“I made a student of the month award and emailed it to this student’s mother for him,” she said. “The mother said he was so happy that he finally received his award!”
Time and again during the pandemic, she has gone the extra mile for her students, their families and her colleagues.
She did little things, like asking fun questions for attendance during Google Classroom, such as the students’ favorite colors or animals. And big things, such as navigating her own class through remote learning, while helping other teachers unfamiliar with Google Classroom and the technology to help manage their remote classes.
Silberberg routinely called students to check on the status of their remote work and to see if all was OK at home.
LEGACY IN EDUCATION
Joseph Lewinger ’00 (Posthumous)
The Mary Louis Academy in Queens
Lewinger devoted his life to teaching others — both in and out of the classroom. During his career, Lewinger climbed the ranks at The Mary Louis Academy (TMLA), an all-girls Sisters of St. Joseph accredited high school in Queens, where he most recently served as assistant principal.
Lewinger passed away in the spring of 2020 due to complications of COVID-19. He was 42.
The Gala Awards Committee unanimously nominated Lewinger for the Legacy in Education Award because he was such a deeply committed educator in his life.
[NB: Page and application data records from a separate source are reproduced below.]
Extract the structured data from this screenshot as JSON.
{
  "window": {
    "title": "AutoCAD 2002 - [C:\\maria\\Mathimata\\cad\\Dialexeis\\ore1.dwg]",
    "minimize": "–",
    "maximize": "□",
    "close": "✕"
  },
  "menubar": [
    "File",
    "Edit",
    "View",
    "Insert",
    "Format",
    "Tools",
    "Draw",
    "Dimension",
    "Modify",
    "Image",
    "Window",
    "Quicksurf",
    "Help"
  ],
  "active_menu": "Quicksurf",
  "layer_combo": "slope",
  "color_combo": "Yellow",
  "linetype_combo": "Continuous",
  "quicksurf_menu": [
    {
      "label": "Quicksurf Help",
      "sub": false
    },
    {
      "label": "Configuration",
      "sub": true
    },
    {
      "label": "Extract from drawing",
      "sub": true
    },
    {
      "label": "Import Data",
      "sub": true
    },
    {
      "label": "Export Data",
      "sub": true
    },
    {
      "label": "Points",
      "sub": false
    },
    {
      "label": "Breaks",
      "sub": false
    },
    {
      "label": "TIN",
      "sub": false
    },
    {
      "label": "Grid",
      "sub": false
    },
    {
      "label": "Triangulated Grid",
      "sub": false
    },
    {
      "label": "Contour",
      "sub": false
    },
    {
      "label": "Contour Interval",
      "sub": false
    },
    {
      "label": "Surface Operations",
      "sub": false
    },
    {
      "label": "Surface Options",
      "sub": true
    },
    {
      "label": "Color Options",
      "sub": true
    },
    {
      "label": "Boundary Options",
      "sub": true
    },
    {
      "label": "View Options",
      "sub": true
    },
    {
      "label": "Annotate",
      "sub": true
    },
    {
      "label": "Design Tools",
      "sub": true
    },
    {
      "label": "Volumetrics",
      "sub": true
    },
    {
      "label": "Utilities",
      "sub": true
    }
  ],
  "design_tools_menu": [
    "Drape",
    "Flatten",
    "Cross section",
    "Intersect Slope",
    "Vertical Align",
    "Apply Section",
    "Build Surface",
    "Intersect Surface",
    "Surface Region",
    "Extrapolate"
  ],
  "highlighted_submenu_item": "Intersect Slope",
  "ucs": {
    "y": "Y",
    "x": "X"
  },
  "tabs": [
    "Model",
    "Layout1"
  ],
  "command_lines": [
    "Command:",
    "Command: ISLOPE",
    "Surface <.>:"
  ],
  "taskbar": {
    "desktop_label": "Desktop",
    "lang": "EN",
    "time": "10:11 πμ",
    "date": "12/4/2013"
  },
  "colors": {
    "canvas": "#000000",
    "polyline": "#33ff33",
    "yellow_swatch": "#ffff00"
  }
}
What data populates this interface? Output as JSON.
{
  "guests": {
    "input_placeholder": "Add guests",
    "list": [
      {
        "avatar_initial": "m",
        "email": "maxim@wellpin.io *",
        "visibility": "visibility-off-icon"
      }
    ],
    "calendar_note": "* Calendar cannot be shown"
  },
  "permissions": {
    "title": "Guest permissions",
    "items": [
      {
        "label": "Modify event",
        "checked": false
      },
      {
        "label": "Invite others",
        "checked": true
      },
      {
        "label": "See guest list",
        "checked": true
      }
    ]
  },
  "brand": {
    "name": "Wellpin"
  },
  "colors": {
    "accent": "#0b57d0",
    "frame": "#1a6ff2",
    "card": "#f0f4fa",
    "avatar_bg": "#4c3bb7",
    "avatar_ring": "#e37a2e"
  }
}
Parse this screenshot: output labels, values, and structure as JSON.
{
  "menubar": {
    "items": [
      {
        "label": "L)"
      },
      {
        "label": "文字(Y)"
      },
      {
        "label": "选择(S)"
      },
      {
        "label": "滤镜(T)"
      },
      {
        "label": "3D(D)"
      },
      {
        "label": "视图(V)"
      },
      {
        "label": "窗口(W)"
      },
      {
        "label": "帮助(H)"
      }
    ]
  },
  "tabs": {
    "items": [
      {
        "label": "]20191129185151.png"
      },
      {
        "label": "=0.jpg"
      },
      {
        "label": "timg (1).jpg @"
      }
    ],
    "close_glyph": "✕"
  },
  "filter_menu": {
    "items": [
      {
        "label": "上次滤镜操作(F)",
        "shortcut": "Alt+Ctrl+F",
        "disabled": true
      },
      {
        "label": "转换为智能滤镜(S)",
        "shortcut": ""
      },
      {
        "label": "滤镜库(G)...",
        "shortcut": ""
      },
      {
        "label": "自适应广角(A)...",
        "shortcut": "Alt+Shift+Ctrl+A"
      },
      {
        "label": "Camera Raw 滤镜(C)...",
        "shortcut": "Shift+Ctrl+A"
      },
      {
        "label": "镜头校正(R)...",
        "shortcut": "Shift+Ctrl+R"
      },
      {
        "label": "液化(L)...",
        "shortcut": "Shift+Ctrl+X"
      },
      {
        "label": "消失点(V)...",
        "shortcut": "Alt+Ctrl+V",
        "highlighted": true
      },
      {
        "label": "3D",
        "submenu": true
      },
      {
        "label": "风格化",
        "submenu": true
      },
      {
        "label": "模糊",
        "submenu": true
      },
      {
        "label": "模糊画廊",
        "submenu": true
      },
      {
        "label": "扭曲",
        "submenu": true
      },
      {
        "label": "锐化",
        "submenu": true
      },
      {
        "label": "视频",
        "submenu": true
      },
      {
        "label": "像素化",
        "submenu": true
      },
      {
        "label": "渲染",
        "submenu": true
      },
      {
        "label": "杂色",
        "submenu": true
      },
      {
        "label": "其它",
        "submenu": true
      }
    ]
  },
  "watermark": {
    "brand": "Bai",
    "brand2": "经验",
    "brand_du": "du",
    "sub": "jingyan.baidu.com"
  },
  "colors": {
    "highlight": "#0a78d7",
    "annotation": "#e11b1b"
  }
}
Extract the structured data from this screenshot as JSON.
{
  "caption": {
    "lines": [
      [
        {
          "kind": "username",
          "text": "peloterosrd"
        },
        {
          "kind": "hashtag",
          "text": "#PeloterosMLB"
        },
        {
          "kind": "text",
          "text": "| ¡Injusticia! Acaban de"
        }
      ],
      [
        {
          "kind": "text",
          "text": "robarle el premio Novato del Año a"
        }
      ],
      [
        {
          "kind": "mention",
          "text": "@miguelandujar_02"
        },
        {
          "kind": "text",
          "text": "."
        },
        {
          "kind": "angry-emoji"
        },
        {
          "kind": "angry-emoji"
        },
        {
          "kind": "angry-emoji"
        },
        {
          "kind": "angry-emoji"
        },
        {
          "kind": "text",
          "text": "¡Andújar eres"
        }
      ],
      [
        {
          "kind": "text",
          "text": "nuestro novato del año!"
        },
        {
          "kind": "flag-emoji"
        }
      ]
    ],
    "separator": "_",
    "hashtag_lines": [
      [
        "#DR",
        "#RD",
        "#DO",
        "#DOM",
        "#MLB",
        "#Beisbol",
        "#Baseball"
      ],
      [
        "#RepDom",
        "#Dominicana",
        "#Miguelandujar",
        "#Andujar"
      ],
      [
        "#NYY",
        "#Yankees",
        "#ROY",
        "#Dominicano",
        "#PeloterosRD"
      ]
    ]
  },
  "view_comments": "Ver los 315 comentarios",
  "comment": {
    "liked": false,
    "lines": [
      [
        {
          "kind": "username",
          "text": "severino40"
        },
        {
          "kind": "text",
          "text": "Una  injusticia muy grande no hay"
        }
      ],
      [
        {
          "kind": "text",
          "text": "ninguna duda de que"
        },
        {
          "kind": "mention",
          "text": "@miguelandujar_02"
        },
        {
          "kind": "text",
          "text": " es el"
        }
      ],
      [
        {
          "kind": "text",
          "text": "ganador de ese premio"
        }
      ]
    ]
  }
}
The reach of Lewinger’s teaching was evident through the outpouring of support over the past year and a half. Remembered most for his infectious smile and how he never hesitated to help those in need, TMLA created a Student Life Fund in Lewinger’s name to benefit students facing a critical moment in their lives, like the death of a parent, loss of their home or a major illness. An endowed scholarship in his name was created at St. Joseph’s College, supporting dreams of higher education for aspiring teachers.